BEGIN DATASET EXCERPTS
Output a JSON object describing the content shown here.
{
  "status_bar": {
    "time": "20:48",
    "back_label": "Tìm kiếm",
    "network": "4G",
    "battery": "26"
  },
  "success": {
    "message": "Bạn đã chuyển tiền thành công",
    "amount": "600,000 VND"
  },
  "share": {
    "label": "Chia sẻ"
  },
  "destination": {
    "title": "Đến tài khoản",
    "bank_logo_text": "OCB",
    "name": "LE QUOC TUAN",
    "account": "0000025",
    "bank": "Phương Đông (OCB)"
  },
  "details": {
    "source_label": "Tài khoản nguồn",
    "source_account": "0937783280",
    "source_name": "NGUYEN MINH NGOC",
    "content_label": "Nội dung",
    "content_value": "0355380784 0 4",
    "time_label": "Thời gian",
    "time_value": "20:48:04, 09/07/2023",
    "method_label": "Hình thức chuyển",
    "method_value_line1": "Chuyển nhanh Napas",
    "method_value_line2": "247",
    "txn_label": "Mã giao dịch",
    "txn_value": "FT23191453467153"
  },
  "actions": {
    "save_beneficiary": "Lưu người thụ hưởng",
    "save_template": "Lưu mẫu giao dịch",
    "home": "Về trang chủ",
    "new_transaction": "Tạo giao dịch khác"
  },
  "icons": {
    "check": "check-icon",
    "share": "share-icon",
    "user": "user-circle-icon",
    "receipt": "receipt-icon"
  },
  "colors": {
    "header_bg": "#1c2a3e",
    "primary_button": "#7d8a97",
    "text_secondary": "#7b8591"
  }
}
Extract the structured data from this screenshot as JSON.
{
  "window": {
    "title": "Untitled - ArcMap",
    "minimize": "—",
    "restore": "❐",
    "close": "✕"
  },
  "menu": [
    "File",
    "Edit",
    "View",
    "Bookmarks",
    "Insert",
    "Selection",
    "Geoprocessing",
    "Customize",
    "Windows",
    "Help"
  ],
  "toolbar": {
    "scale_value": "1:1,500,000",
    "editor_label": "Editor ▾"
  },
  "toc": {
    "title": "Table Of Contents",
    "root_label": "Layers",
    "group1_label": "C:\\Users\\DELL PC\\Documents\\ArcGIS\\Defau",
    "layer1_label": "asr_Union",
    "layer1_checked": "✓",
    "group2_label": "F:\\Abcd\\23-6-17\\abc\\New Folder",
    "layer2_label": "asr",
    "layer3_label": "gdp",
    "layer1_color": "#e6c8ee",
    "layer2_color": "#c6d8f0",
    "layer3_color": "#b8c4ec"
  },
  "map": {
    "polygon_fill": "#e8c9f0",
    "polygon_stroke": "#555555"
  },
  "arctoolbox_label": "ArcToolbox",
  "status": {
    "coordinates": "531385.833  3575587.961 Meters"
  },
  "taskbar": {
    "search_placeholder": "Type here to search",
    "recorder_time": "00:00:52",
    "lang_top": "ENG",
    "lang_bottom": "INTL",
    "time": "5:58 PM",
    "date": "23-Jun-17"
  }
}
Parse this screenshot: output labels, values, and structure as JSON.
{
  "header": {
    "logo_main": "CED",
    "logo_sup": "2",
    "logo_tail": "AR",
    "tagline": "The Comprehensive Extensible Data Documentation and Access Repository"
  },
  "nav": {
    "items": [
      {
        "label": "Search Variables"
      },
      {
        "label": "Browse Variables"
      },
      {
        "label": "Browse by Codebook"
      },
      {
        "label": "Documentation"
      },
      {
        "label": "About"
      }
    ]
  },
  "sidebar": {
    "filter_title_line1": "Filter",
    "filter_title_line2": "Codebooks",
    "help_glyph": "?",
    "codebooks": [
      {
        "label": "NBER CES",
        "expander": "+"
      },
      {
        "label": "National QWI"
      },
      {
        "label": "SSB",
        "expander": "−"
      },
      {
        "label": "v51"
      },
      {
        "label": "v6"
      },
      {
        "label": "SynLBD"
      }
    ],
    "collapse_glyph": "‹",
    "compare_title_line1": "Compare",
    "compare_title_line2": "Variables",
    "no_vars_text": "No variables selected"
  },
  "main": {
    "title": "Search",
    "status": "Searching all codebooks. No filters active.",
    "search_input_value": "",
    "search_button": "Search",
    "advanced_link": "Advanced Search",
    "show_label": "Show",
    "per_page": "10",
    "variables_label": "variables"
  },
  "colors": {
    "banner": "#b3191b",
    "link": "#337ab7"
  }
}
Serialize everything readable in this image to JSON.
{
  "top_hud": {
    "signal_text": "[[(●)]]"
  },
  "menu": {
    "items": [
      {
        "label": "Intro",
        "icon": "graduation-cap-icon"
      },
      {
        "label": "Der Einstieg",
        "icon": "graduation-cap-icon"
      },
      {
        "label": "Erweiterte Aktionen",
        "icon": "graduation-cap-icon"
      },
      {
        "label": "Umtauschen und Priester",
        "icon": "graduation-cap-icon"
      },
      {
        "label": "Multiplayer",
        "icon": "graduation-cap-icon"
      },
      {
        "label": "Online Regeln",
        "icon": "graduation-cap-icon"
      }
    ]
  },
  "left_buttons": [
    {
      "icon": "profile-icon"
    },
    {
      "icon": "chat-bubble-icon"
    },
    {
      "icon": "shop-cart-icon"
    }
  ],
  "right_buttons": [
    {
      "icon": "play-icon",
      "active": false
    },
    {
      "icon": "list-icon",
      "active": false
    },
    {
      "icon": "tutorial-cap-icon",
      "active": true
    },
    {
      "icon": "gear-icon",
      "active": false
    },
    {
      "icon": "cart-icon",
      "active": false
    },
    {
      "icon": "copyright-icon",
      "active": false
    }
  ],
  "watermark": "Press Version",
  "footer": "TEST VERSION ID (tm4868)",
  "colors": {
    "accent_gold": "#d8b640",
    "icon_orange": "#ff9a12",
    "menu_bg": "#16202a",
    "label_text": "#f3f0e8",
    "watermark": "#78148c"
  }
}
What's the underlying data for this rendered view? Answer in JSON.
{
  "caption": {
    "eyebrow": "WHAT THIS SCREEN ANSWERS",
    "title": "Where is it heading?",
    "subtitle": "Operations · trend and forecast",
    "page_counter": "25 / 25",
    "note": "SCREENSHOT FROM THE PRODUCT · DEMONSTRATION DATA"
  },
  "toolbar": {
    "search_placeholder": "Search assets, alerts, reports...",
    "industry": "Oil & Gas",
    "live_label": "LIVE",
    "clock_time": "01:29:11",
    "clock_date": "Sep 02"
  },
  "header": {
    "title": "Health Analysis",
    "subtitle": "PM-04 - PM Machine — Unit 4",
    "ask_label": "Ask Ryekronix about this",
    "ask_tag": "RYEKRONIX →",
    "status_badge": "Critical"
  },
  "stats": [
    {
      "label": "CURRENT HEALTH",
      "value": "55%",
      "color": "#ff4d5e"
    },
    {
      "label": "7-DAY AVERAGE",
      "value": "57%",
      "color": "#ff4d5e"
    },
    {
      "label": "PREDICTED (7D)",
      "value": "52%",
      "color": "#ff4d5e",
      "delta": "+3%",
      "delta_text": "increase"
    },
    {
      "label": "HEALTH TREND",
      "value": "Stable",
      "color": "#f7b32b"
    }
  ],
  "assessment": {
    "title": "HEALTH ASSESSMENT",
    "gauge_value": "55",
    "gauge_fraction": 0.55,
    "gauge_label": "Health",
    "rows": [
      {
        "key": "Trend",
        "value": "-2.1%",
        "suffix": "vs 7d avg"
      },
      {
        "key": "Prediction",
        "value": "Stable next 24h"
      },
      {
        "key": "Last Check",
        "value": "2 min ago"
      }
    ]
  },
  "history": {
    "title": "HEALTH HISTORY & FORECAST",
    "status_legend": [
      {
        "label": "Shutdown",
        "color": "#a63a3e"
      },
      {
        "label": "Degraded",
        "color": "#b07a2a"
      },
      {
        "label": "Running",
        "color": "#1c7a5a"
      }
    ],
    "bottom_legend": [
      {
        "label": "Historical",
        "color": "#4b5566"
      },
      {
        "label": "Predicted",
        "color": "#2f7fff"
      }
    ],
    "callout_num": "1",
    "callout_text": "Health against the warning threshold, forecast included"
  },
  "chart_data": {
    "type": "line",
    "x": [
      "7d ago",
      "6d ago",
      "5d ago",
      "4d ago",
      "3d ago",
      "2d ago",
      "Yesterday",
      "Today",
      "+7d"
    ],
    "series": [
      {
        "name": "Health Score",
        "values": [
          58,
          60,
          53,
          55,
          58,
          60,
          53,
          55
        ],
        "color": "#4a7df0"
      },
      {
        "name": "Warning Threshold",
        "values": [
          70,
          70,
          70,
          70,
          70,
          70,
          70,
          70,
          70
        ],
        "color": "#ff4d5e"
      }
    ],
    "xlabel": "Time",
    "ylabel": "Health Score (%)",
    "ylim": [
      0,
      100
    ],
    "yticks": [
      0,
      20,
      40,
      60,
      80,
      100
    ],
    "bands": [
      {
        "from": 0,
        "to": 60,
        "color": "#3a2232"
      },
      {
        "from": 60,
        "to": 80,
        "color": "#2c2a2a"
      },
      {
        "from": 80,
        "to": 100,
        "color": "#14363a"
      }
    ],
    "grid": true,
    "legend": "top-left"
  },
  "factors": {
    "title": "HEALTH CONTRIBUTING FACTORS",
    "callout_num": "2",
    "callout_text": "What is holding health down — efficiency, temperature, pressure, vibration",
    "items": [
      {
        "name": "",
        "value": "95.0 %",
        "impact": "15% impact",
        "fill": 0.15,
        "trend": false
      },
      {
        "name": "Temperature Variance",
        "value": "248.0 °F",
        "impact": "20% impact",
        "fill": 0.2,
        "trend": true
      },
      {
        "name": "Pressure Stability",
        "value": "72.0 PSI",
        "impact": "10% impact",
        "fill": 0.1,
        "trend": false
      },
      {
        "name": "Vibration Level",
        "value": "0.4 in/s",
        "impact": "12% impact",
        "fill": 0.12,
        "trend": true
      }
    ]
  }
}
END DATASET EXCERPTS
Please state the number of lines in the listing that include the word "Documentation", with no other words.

2